David Church 24 April, 2024 12:43 pm

It must always be remembered that people with dementia (and those without) are liable to an increase in agitation, confusion, wandering, and hallucinations in certain medical situations, notably infections such as UTI and URTI. The latter is often a prodrome to a pneumonia, which is a well-known cause of delirium.
It therefore begs the question whether those who developed pneumonia within a week of starting a new antipsychotic medication did not really do so as a result of their medication, but developed symptoms requiring antipsychotic as a result of their infective medical condition.
This seems to be particularly the case with Covid, where acute covid infection can cause strange mental effects (please do NOT drive to Castle Barnard just to check if you are fit to drive or not), and also unpredictably can cause pneumonias.
At the same time, some of those noted side effects can be a result of sedation and reduced mobility, so one wonders if they are side effets truly of the drug, or side effects of too high a dose?

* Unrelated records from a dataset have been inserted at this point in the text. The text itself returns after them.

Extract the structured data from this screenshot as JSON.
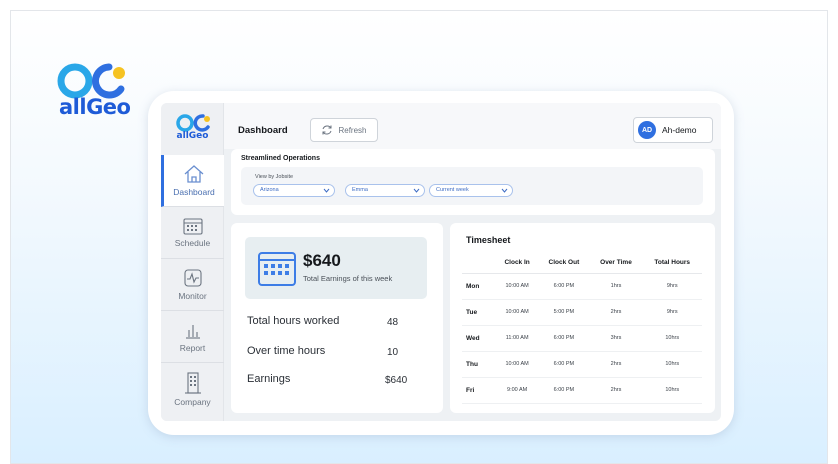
{
  "brand": {
    "name": "allGeo",
    "colors": {
      "blue": "#1e5bd7",
      "yellow": "#f6c322",
      "accent": "#2f6fe0"
    }
  },
  "sidebar": {
    "logo_text": "allGeo",
    "items": [
      {
        "label": "Dashboard",
        "icon": "home-icon",
        "active": true
      },
      {
        "label": "Schedule",
        "icon": "calendar-icon",
        "active": false
      },
      {
        "label": "Monitor",
        "icon": "pulse-icon",
        "active": false
      },
      {
        "label": "Report",
        "icon": "bar-chart-icon",
        "active": false
      },
      {
        "label": "Company",
        "icon": "building-icon",
        "active": false
      }
    ]
  },
  "header": {
    "title": "Dashboard",
    "refresh_label": "Refresh",
    "user": {
      "initials": "AD",
      "name": "Ah-demo"
    }
  },
  "filters": {
    "title": "Streamlined Operations",
    "view_by_label": "View by Jobsite",
    "jobsite": "Arizona",
    "employee": "Emma",
    "period": "Current week"
  },
  "earnings": {
    "amount": "$640",
    "subtitle": "Total Earnings of this week",
    "stats": [
      {
        "label": "Total hours worked",
        "value": "48"
      },
      {
        "label": "Over time hours",
        "value": "10"
      },
      {
        "label": "Earnings",
        "value": "$640"
      }
    ]
  },
  "timesheet": {
    "title": "Timesheet",
    "columns": [
      "",
      "Clock In",
      "Clock Out",
      "Over Time",
      "Total Hours"
    ],
    "rows": [
      {
        "day": "Mon",
        "in": "10:00 AM",
        "out": "6:00 PM",
        "ot": "1hrs",
        "total": "9hrs"
      },
      {
        "day": "Tue",
        "in": "10:00 AM",
        "out": "5:00 PM",
        "ot": "2hrs",
        "total": "9hrs"
      },
      {
        "day": "Wed",
        "in": "11:00 AM",
        "out": "6:00 PM",
        "ot": "3hrs",
        "total": "10hrs"
      },
      {
        "day": "Thu",
        "in": "10:00 AM",
        "out": "6:00 PM",
        "ot": "2hrs",
        "total": "10hrs"
      },
      {
        "day": "Fri",
        "in": "9:00 AM",
        "out": "6:00 PM",
        "ot": "2hrs",
        "total": "10hrs"
      }
    ]
  }
}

Ideally, one would wish to see further research detailing the variation in rates of these serious side effects with different antipsychotics, and excluding potential infective causes of behavioural need for them, before we can be sure how we should change prescribing behaviour, in situations where, as noted in the article, there may be a balance of risk in favour of prescribing them.